··· Data for analysis ···

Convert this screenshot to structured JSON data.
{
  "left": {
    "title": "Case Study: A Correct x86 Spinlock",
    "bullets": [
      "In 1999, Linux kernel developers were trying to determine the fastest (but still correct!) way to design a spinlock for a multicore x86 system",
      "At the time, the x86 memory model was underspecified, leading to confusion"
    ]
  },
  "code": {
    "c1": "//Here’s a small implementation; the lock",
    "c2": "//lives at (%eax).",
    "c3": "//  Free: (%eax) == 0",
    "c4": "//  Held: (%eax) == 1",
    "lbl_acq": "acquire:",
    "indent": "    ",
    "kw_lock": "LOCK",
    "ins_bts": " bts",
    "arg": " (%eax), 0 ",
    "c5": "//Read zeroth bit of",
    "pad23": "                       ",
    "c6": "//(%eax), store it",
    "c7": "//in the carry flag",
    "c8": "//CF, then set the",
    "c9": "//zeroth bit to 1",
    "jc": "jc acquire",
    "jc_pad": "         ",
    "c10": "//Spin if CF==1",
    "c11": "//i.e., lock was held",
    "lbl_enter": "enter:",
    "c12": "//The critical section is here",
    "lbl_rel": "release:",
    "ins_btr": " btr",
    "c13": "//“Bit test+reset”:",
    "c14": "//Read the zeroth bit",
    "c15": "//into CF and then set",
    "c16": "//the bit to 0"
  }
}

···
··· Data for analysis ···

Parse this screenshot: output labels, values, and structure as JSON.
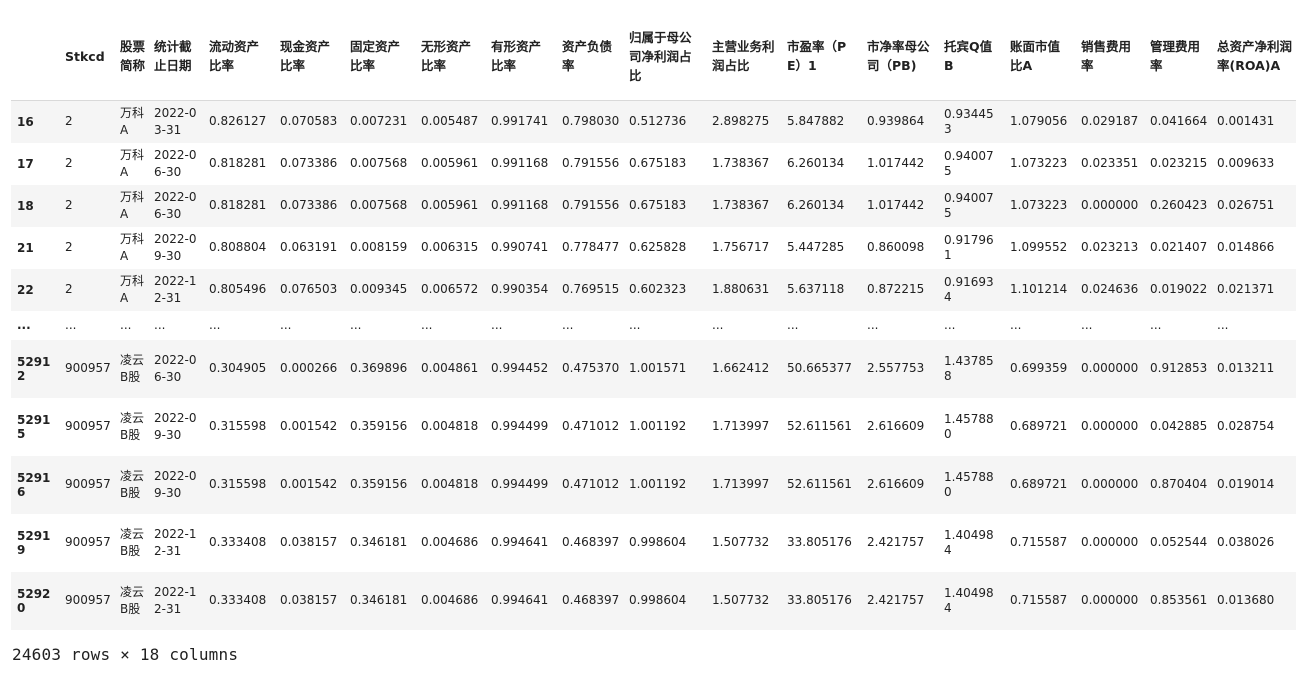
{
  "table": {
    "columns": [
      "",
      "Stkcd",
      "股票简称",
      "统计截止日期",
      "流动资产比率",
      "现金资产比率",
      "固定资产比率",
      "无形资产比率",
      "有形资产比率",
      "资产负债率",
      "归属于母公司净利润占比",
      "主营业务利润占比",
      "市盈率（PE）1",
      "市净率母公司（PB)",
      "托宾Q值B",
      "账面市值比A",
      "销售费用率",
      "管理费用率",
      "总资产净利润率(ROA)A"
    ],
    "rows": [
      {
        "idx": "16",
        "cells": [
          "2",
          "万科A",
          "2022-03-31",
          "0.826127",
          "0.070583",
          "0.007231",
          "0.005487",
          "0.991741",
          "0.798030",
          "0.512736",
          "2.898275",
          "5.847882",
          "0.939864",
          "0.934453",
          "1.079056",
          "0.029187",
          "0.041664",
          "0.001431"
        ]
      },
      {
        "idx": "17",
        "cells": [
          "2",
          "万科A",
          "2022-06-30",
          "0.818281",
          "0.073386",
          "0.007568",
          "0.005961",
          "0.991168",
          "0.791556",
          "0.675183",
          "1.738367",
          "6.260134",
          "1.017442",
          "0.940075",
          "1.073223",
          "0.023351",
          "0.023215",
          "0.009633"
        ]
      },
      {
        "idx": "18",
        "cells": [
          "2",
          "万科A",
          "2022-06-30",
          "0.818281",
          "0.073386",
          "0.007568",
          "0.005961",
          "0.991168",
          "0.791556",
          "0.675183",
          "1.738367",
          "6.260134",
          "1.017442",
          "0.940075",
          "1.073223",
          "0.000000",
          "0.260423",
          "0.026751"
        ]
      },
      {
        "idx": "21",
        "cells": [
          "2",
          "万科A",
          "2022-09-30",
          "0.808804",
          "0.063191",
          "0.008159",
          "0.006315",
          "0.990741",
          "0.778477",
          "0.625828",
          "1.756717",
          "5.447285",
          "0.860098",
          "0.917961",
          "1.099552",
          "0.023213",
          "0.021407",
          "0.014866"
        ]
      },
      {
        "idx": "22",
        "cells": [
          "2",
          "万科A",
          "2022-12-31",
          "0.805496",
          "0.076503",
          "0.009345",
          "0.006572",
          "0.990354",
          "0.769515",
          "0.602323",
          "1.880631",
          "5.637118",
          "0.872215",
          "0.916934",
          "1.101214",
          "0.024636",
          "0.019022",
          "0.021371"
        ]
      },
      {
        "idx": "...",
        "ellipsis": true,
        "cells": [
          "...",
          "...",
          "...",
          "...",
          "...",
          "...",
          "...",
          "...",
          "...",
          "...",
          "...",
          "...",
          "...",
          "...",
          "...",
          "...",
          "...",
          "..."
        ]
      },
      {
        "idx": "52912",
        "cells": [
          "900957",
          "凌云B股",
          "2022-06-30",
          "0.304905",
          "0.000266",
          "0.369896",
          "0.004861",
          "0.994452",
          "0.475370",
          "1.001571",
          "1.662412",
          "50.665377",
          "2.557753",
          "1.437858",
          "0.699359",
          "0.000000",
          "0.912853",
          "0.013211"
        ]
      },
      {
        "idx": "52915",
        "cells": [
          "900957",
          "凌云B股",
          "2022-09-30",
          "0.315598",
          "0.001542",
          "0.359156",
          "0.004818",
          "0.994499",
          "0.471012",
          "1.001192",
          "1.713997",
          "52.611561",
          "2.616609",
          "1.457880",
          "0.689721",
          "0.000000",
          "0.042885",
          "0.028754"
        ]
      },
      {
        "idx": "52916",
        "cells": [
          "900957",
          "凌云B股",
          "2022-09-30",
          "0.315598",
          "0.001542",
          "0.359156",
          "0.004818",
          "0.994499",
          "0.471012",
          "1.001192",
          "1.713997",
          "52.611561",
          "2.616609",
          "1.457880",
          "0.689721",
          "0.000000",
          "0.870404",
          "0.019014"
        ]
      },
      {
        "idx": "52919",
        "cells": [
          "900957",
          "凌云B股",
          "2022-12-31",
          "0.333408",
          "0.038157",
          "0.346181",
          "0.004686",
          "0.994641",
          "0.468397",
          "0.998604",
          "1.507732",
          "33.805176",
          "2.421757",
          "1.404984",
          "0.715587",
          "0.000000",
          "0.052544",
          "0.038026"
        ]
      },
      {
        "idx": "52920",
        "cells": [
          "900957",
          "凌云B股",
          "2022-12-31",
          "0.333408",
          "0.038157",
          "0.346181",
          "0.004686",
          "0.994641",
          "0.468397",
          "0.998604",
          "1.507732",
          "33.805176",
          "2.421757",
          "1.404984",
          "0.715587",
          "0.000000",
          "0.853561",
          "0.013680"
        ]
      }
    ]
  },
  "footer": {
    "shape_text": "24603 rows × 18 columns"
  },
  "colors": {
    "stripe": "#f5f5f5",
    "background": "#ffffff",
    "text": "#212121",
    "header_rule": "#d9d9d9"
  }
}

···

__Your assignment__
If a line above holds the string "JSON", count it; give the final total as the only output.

__Task solution__
2